Due to the obvious dangers inherent in whitewater kayaking, it is essential that whitewater kayakers know a number of different safety and rescue maneuvers very early on in their paddling careers. Fortunately, whitewater kayaking is the one discipline of kayaking where its participants are generally hesitant to just jump right in and paddle without this very important safety instruction that is usually very fun to practice on those dry river days. Still, it is crucial that as a person’s whitewater skills develop that so does their proficiency in performing these whitewater kayaking safety rescues.
Whenever I teach someone to whitewater kayak I always teach them to wet-exit the kayak first. This is even before I explain to them how to take a forward stroke. It is essential that every kayaker be completely comfortable with getting out of the kayak in the event that it flips over. And, as every whitewater kayaker knows, their kayak will flip over. So, the first whitewater kayak safety rescue skill to learn is how to wet exit the kayak.
In the event that you do have to swim out of your kayak, there are certain ways to do it safely. At times you might be your own best bet at rescuing yourself and your gear. Knowing how to swim in whitewater and when to stay with your gear and when to leave your gear are all learned habits that need to be learned and practiced as you learn kayaking safety rescues.
Throw rope bags are standard safety gear in whitewater kayaking. This is also one piece of equipment that most kayakers never practice how to use until they need it. I once saw a guy flip over and wet exit above a 20 foot waterfall. His safety spotter above the waterfall choked on throwing the bag only to watch his buddy go over the falls and vanish underwater for what seemed like an eternity. Please, learn how to throw a rope bag and how to be rescued by one before you need to.
It’s never fun to have to wet-exit and swim in whitewater. But there is always that period between when paddlers begin to whitewater kayak and when they learn to roll the kayak themselves. The buddy roll is a great whitewater kayak rescue maneuver to bridge that gap. If the person has patience to wait while upside-down for a friend to paddle over, the buddy roll can be the difference between a potentially painful, expensive, and cold experience of swimming to the side of a river and trying to find all of your gear. At first it might seem like a lot to ask from a beginner to have that kind of patience, but if practiced ahead of time it really is not. Trust me, I’ve used this many times with people I’ve instructed on the river. The key is that everyone in your group is watching out for everyone and on the same page about how to rescue one another.

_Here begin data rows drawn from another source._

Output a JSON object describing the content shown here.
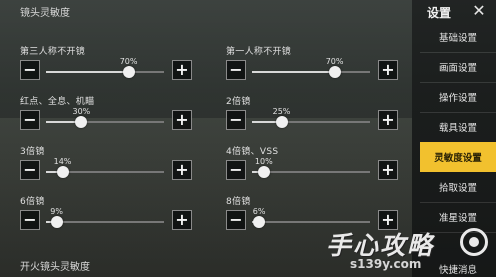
{
  "section_title": "镜头灵敏度",
  "footer_section_title": "开火镜头灵敏度",
  "sliders": [
    {
      "label": "第三人称不开镜",
      "value": 0.7,
      "value_text": "70%"
    },
    {
      "label": "第一人称不开镜",
      "value": 0.7,
      "value_text": "70%"
    },
    {
      "label": "红点、全息、机瞄",
      "value": 0.3,
      "value_text": "30%"
    },
    {
      "label": "2倍镜",
      "value": 0.25,
      "value_text": "25%"
    },
    {
      "label": "3倍镜",
      "value": 0.14,
      "value_text": "14%"
    },
    {
      "label": "4倍镜、VSS",
      "value": 0.1,
      "value_text": "10%"
    },
    {
      "label": "6倍镜",
      "value": 0.09,
      "value_text": "9%"
    },
    {
      "label": "8倍镜",
      "value": 0.06,
      "value_text": "6%"
    }
  ],
  "minus_symbol": "−",
  "plus_symbol": "+",
  "sidebar": {
    "title": "设置",
    "close_symbol": "✕",
    "items": [
      {
        "label": "基础设置",
        "active": false
      },
      {
        "label": "画面设置",
        "active": false
      },
      {
        "label": "操作设置",
        "active": false
      },
      {
        "label": "载具设置",
        "active": false
      },
      {
        "label": "灵敏度设置",
        "active": true
      },
      {
        "label": "拾取设置",
        "active": false
      },
      {
        "label": "准星设置",
        "active": false
      }
    ],
    "partial_item_label": "快捷消息"
  },
  "watermark": {
    "text": "手心攻略",
    "site": "s139y.com"
  },
  "colors": {
    "accent": "#f2c12e"
  }
}
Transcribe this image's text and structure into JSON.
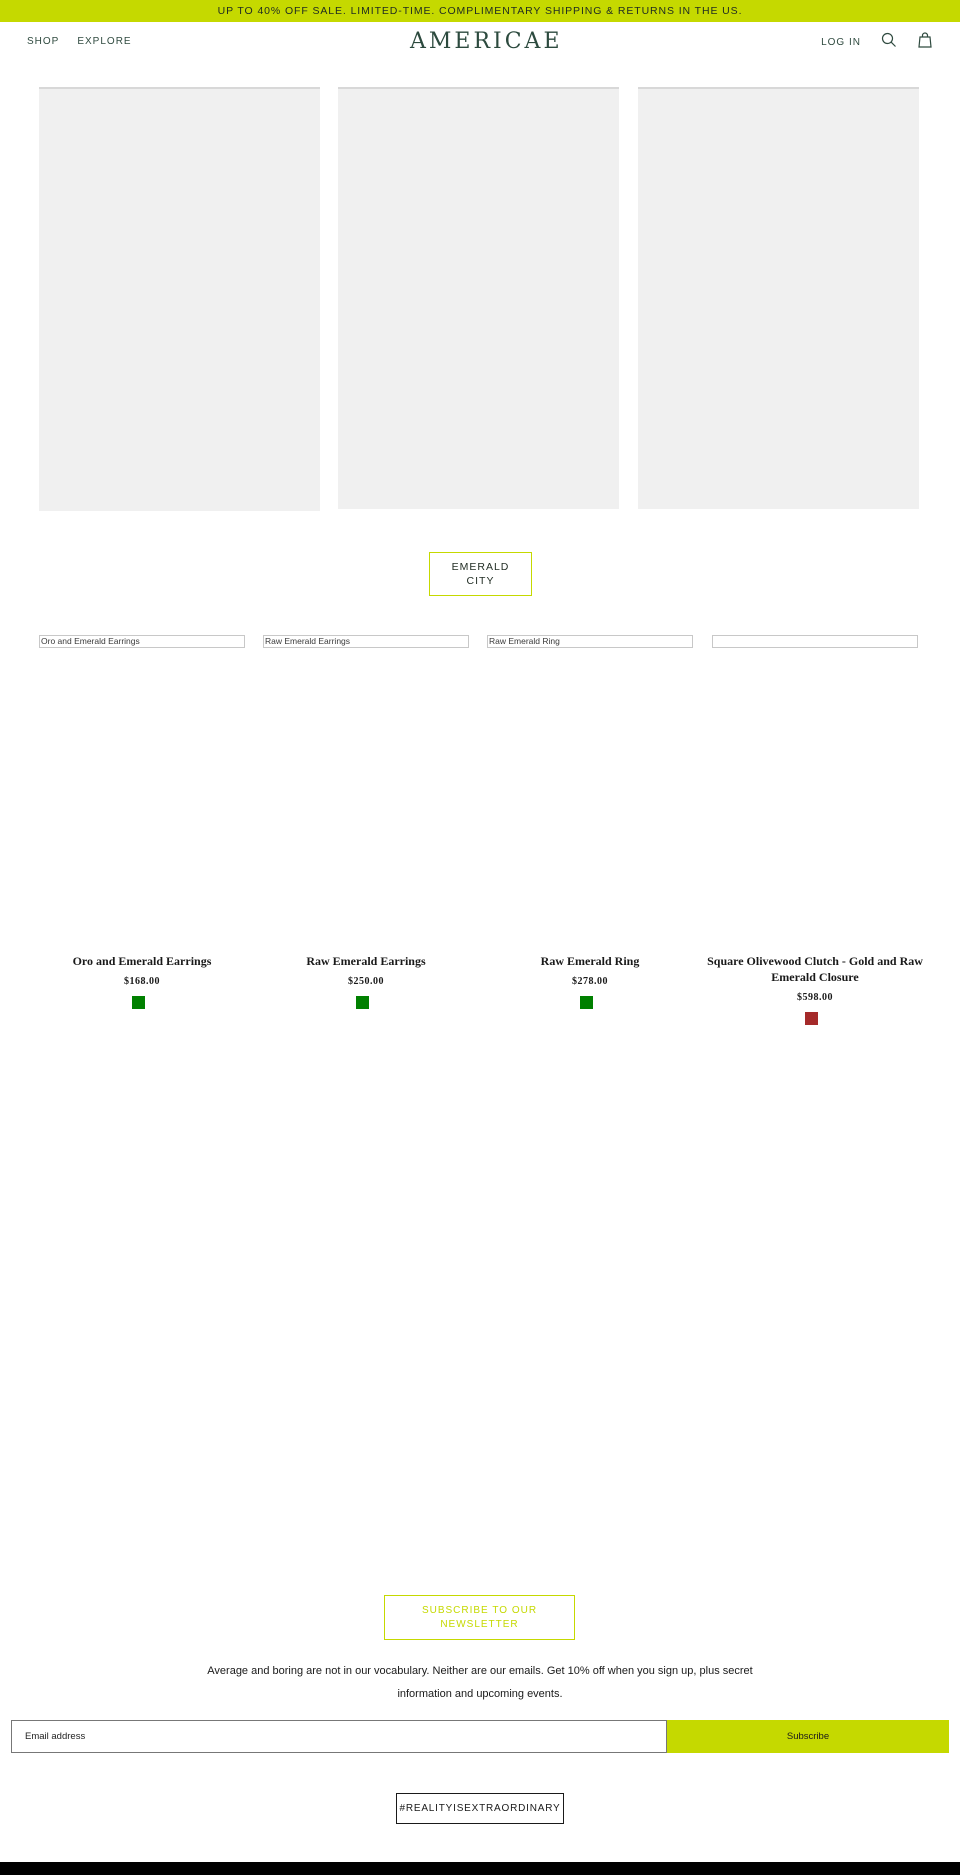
{
  "announcement": "UP TO 40% OFF SALE. LIMITED-TIME. COMPLIMENTARY SHIPPING & RETURNS IN THE US.",
  "header": {
    "nav": [
      "SHOP",
      "EXPLORE"
    ],
    "logo": "AMERICAE",
    "login": "LOG IN",
    "icons": [
      "search-icon",
      "cart-icon"
    ]
  },
  "collection": {
    "label": "EMERALD\nCITY"
  },
  "products": [
    {
      "image_alt": "Oro and Emerald Earrings",
      "title": "Oro and Emerald Earrings",
      "price": "$168.00",
      "swatch": "#008000"
    },
    {
      "image_alt": "Raw Emerald Earrings",
      "title": "Raw Emerald Earrings",
      "price": "$250.00",
      "swatch": "#008000"
    },
    {
      "image_alt": "Raw Emerald Ring",
      "title": "Raw Emerald Ring",
      "price": "$278.00",
      "swatch": "#008000"
    },
    {
      "image_alt": "",
      "title": "Square Olivewood Clutch - Gold and Raw Emerald Closure",
      "price": "$598.00",
      "swatch": "#a52a2a"
    }
  ],
  "newsletter": {
    "heading": "SUBSCRIBE TO OUR\nNEWSLETTER",
    "text": "Average and boring are not in our vocabulary. Neither are our emails. Get 10% off when you sign up, plus secret information and upcoming events.",
    "placeholder": "Email address",
    "button": "Subscribe"
  },
  "hashtag": "#REALITYISEXTRAORDINARY",
  "colors": {
    "accent": "#c5d900",
    "brand": "#2c4a3e"
  }
}
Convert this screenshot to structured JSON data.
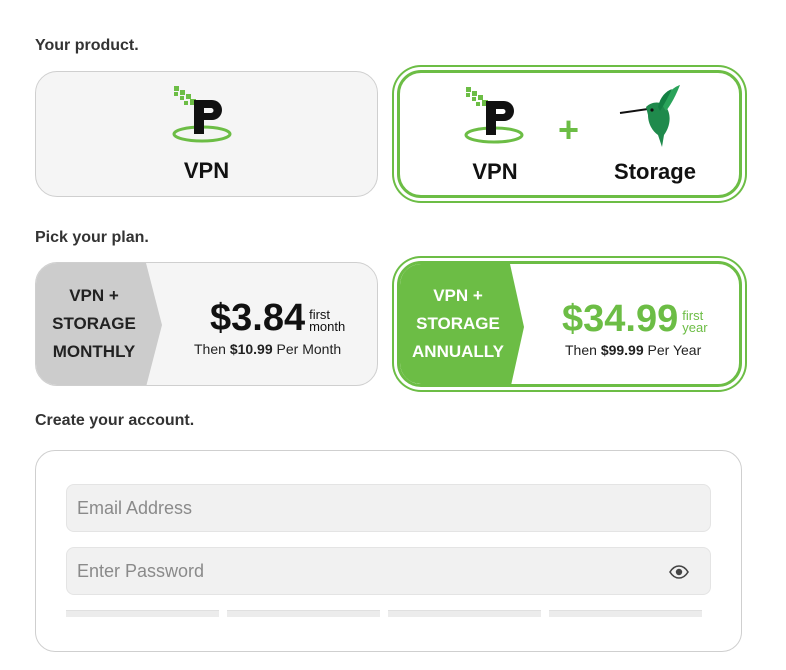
{
  "sections": {
    "product_title": "Your product.",
    "plan_title": "Pick your plan.",
    "account_title": "Create your account."
  },
  "products": [
    {
      "label": "VPN",
      "icons": [
        "ipvanish-logo-icon"
      ],
      "selected": false
    },
    {
      "label": "VPN",
      "label2": "Storage",
      "plus": "+",
      "icons": [
        "ipvanish-logo-icon",
        "hummingbird-icon"
      ],
      "selected": true
    }
  ],
  "plans": [
    {
      "name_lines": [
        "VPN +",
        "STORAGE",
        "MONTHLY"
      ],
      "price": "$3.84",
      "suffix1": "first",
      "suffix2": "month",
      "then_prefix": "Then",
      "then_price": "$10.99",
      "then_suffix": "Per Month",
      "selected": false
    },
    {
      "name_lines": [
        "VPN +",
        "STORAGE",
        "ANNUALLY"
      ],
      "price": "$34.99",
      "suffix1": "first",
      "suffix2": "year",
      "then_prefix": "Then",
      "then_price": "$99.99",
      "then_suffix": "Per Year",
      "selected": true
    }
  ],
  "account": {
    "email_placeholder": "Email Address",
    "password_placeholder": "Enter Password",
    "password_toggle_icon": "eye-icon"
  },
  "colors": {
    "accent": "#6cbd45",
    "unselected_tab": "#cccccc",
    "card_bg": "#f5f5f5"
  }
}
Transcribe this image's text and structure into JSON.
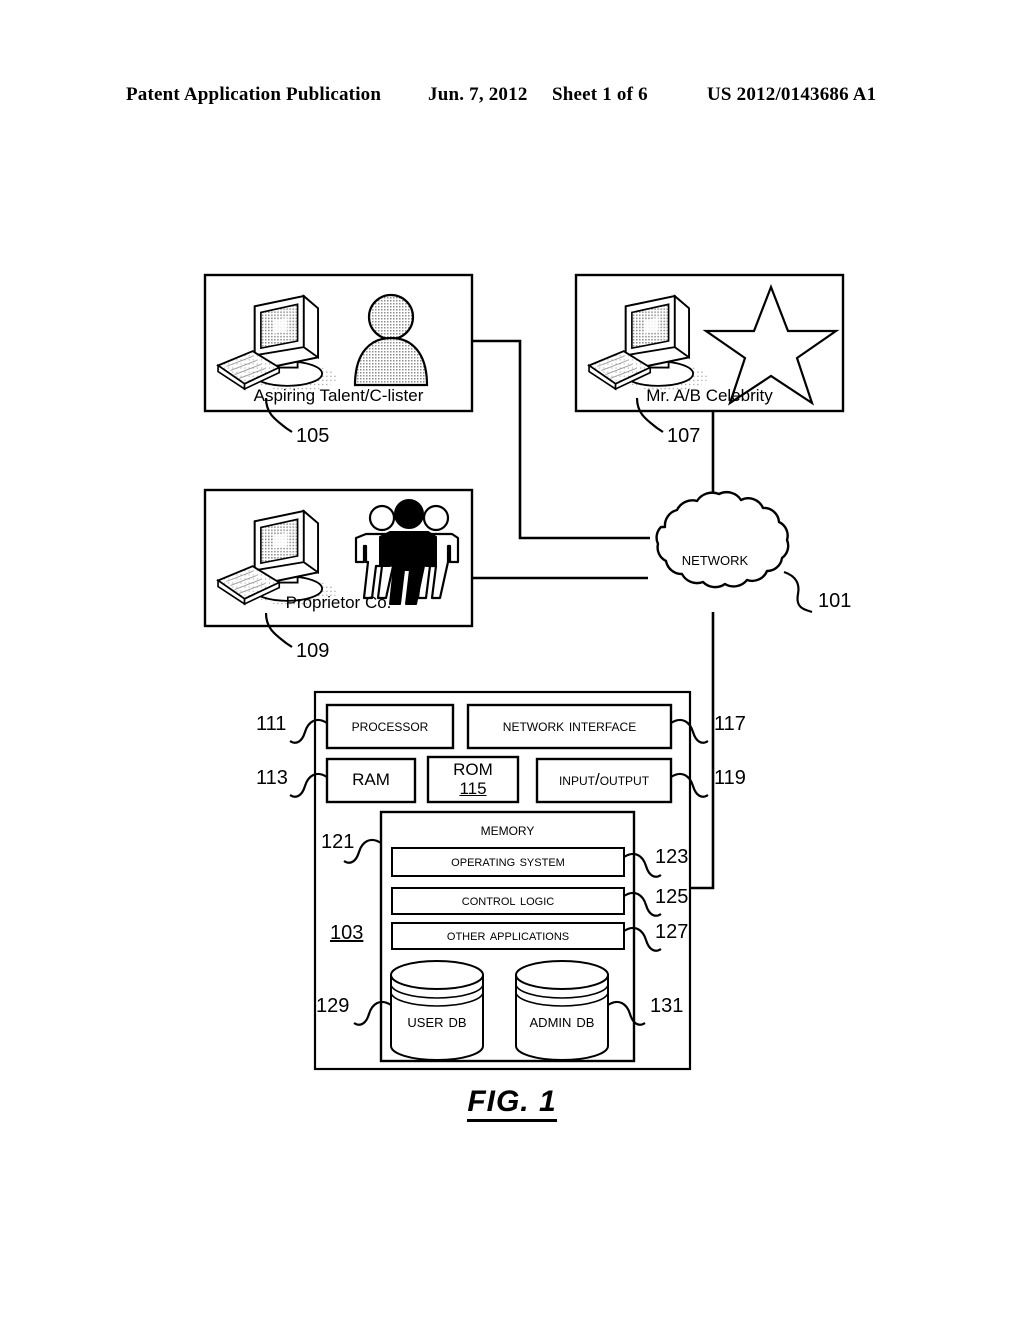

The Hand-of-God Kayak Rescue is a maneuver that every kayaker needs to know. There might be a time when someone you are kayaking with is stuck in their boat or unconscious while it is upside down. Knowing how to do the Hand of God kayak rescue could mean the difference between a great story and a tragedy on the river. Have fun practicing this one in a lake or calm section of river.
Ultimately, you will want to get to the point where you can roll your own kayak. This is a skill that should be developed in every whitewater paddler. Still, knowing how to roll a kayak doesn’t mean that the above rescue techniques need not be learned. Even the most experienced kayakers have found themselves in situations where they have needed help being rescued from some unforeseen set of circumstances.